Read the Chart
Not only does the Navy need to look at new technology, it also needs to train crews on forgotten skills needed to maintain navigational situational awareness without GPS. The Navy began transitioning from paper charts to the Electronic Charting Display and Information System–Navy (ECDIS-N) starting with the USS Cape St. George (CG-71) in May 2005.As the then-navigator of Cape St. George stated, “The paperless system . . . eliminates the need to make constant pen-and-ink updates on the paper charts; instead, the corrections are downloaded directly into the computer, ensuring that we are always using the most up-to-date chart information.”9 Little did anyone realize at the time that this transition would mark the beginning of the end of the art of chart work.

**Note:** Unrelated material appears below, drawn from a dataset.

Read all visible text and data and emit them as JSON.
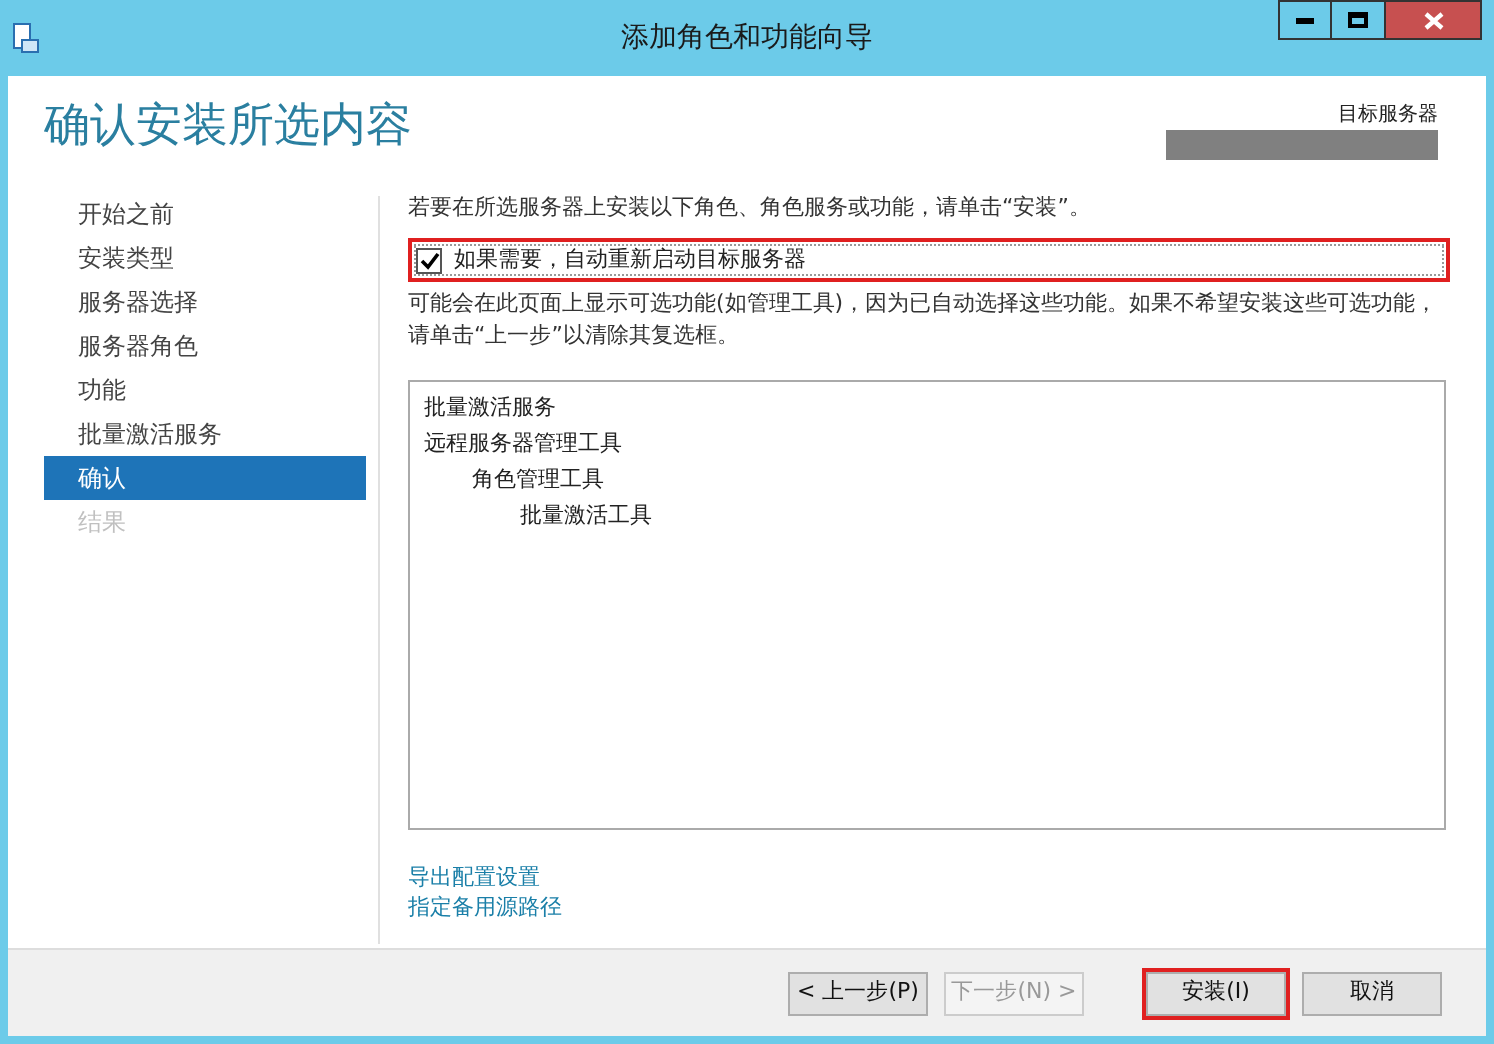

What is often overlooked is that the ECDIS-N system on warships, known as the Voyage Management System (VMS), can lull watchstanders and navigators into a false sense of security. Rather than being engaged in the navigation picture, watchstanders can neglect the chart because they do not have to worry about manually plotting fixes.

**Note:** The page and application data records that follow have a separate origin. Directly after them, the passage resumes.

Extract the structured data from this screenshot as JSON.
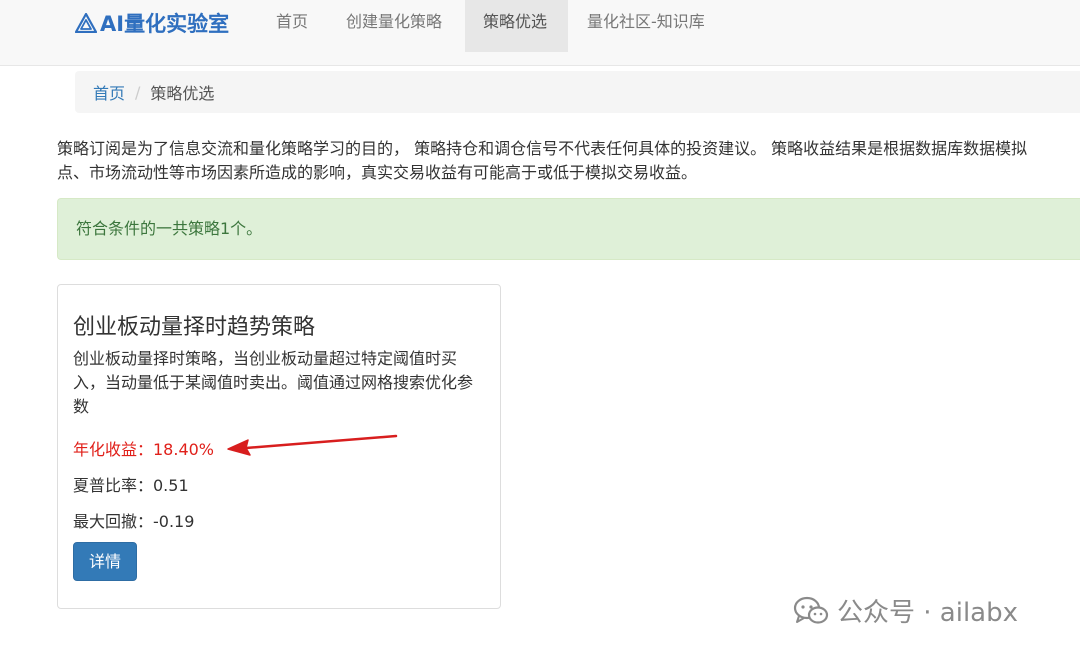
{
  "brand": {
    "name": "AI量化实验室",
    "color": "#2f6fbf"
  },
  "nav": {
    "items": [
      {
        "label": "首页"
      },
      {
        "label": "创建量化策略"
      },
      {
        "label": "策略优选",
        "active": true
      },
      {
        "label": "量化社区-知识库"
      }
    ]
  },
  "breadcrumb": {
    "home": "首页",
    "separator": "/",
    "current": "策略优选"
  },
  "disclaimer": {
    "line1": "策略订阅是为了信息交流和量化策略学习的目的， 策略持仓和调仓信号不代表任何具体的投资建议。 策略收益结果是根据数据库数据模拟",
    "line2": "点、市场流动性等市场因素所造成的影响，真实交易收益有可能高于或低于模拟交易收益。"
  },
  "alert": {
    "text": "符合条件的一共策略1个。"
  },
  "strategy_card": {
    "title": "创业板动量择时趋势策略",
    "description": "创业板动量择时策略，当创业板动量超过特定阈值时买入，当动量低于某阈值时卖出。阈值通过网格搜索优化参数",
    "annual_return": "年化收益：18.40%",
    "sharpe_ratio": "夏普比率：0.51",
    "max_drawdown": "最大回撤：-0.19",
    "detail_button": "详情",
    "highlight_color": "#e0201a",
    "button_color": "#337ab7"
  },
  "watermark": {
    "icon": "wechat-icon",
    "text": "公众号 · ailabx"
  }
}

Digital nautical charts (DNCs) issued by the National Geospatial-Intelligence Agency (NGA) require a lot less work to maintain than paper charts, but they are by no means self-sufficient. Only weekly Notice to Mariners corrections can be downloaded to DNCs. U.S. Coast Guard Local Notice to Mariners corrections and NGA real-time navigation warnings still must be plotted manually. Thus, it remains important to teach chart work.
Without paper-chart skills, the ability of Navy crews to read charts also declined. This led to the greatest source of exasperation during my navigator tour. I regularly noticed that operational planners did not appear to look at charts with much attention to detail. In fact, there were instances when planning decisions were made with a system not approved for navigation. This shows that the surface fleet has its shortcomings when it comes to normal navigation.
Victory at sea begins with navigation. In the next war, the Navy will need the surface fleet to show up on target and on time. Accomplishing this without GPS will require much preparation and using new technologies and old techniques to provide alternative PNT. If it fails to prepare, the Navy will not get to the fight, much less win it.
1. U.S. Army Space and Missile Defense Command/Army Forces Strategic Command, “Navigation Warfare,” Army.mil, 7 September 2016.
2. U.S. Government Accountability Office, Defense Navigation Capabilities: DOD Is Developing Positioning, Navigation, and Timing Technologies to Complement GPS, 10 May 2021.
3. Tyler Rogoway, “USAF Is Jamming GPS in the Western U.S. for Largest Ever Red Flag Air War Exercise,” The Drive, 25 January 2018.
4. Dylan Gresik, “FAA: Navy Exercise Near Florida to Cause Widespread GPS Interference,” Military Times, 17 January 2020.
5. Brett McMinoway, “Stars Guide Essex Home,” Defense Visual Information Distribution Service, 2 March 2022.
6. United States Government National Geospatial-Intelligence Agency, American Practical Navigator: An Epitome of Navigation, 2019 Ed. 1, 449–56.
7. Department of the Navy, COMNAVSURFPACINST 3530.4G, Surface Ship Navigation Department Organization and Regulations Manual, 28 October 2021.
8. Aaron Canciani, “Magnetic Navigation,” GPS.gov.
9. Sperry Marine, “Electronic Chart System to First U.S. Navy Ship Certified for ‘Paperless’ Navigation,” Sperrymarine.com, 15 June 2005.